The correction was partly triggered after International Monetary Fund head Christine Lagarde’s commented that stock market valuations had been “extremely high”. This spurred a meltdown in the US markets overnight, spilling over to Asia on Thursday.
Consequently, investors’ sentiments at both the key domestic indices were also impacted. In a volatile trading session on Thursday, the barometer index, Sensex, had crashed over 1,000 points at one point.
In addition to global equities slump, expectations that the US Federal Reserve will continue to hike rates, leading to a greater exodus of foreign funds from domestic indices, also hurt demand for the Indian currency and equities.
On Thursday, the Indian rupee touched a fresh low of 74.48 before closing at 74.12, recovering eight paise from its previous close of 74.20 per US dollar.
Heavy selling pressure was witnessed in banking, automobile, IT and capital goods stocks.
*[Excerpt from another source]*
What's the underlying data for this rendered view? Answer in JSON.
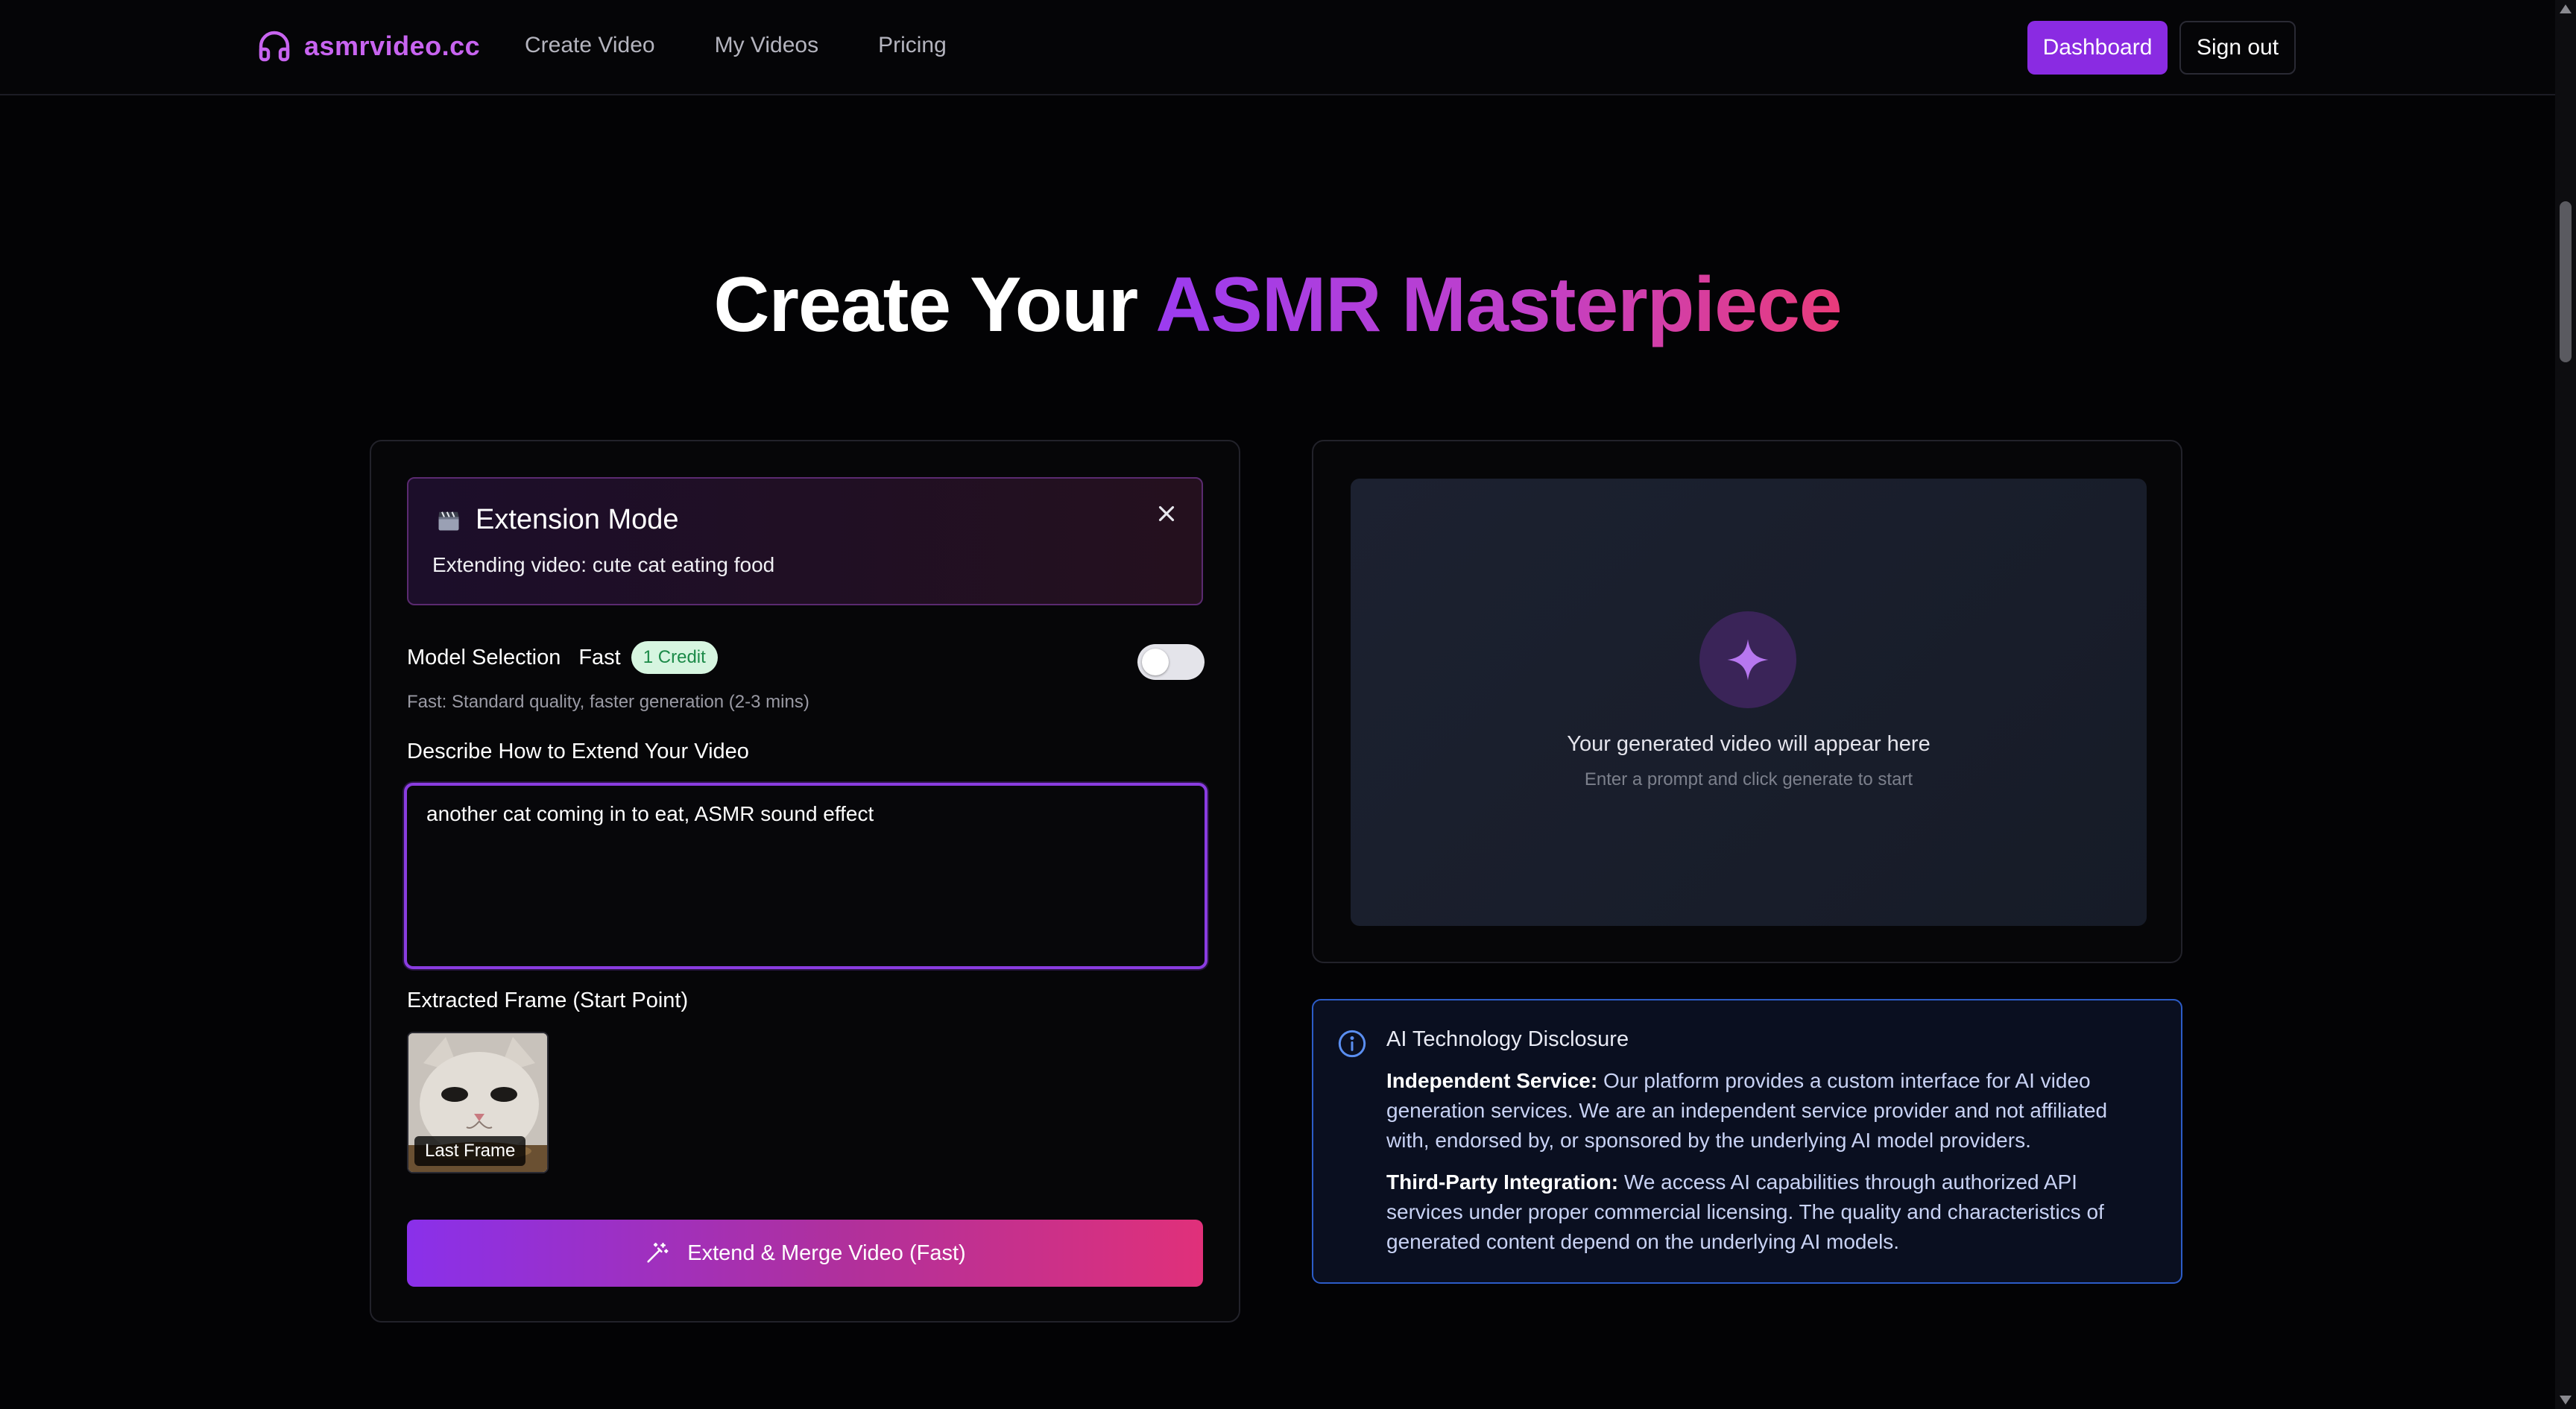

All 19 sector-based indices on the BSE, except the metals index, traded in the red.
Index-wise, the NSE Nifty50 closed at 10,234.65, down 225.45 points or 2.16 per cent.
The benchmark S&P BSE Sensex, which had opened at 34,063.82 points, settled at 34,001.15 points, down 759.74 points or 2.19 per cent.
The Sensex touched an intra-day high of 34,325.18 and a low of 33,723.53.
“Market fell to a six month low after the US market dragged down yesterday due to concerns over US Fed rate hike trajectory and trade tensions,” Vinod Nair, Head of Research, Geojit Financial Services, told IANS.
“However, INR gained due to falling oil prices and slide in domestic bond yield. Oil prices declined in expectation of increased production and if this trend continues, the rupee may find some stability.”
HDFC Securities Head of Retail Research Deepak Jasani said: “Technically, while the
Nifty remains in a downtrend, we remain open to pullback rallies that could push the Nifty higher in the near term. Immediate supports are now at 10,139 points while further upside rallies could find resistance at 10,336-10,482 points.”
In terms of fund flows, provisional data with the exchanges showed that foreign institutional investors sold stocks worth Rs 2,869.41 crore, whereas the domestic institutional investors bought Rs 1,888.18-crore stocks.
The forign fund-out flow has reached at around Rs 17,000 crore this month alone.
In the last eight sessions beginning October 1, FIIs have sold shares worth about Rs 17,000 crore.
“The FII take cues from the macros of a country. India’s current macro-economic senario does not inspire confidence due to the decline in the rupee,” said Astha Jain, Senior Analyst, Hem Securities.
The Sensex had only three gainers: ONGC, up 2.86 per cent at Rs 152.90; Yes Bank, up 2.54 per cent at Rs 240; Hindustan Unilever, up 0.75 per cent at Rs 1,538.50 from its previous close.
Major losers included State Bank of India, down 5.74 per cent at Rs 262.15 (SBI);Tata Steel, down 4.60 per cent at Rs 556.25; Vedanta, down 4.45 per cent at Rs 208.25; Mahindra and Mahindra, down 4.44 per cent at Rs 730.20; Infosys, down 3.61 per cent at Rs 675 per share.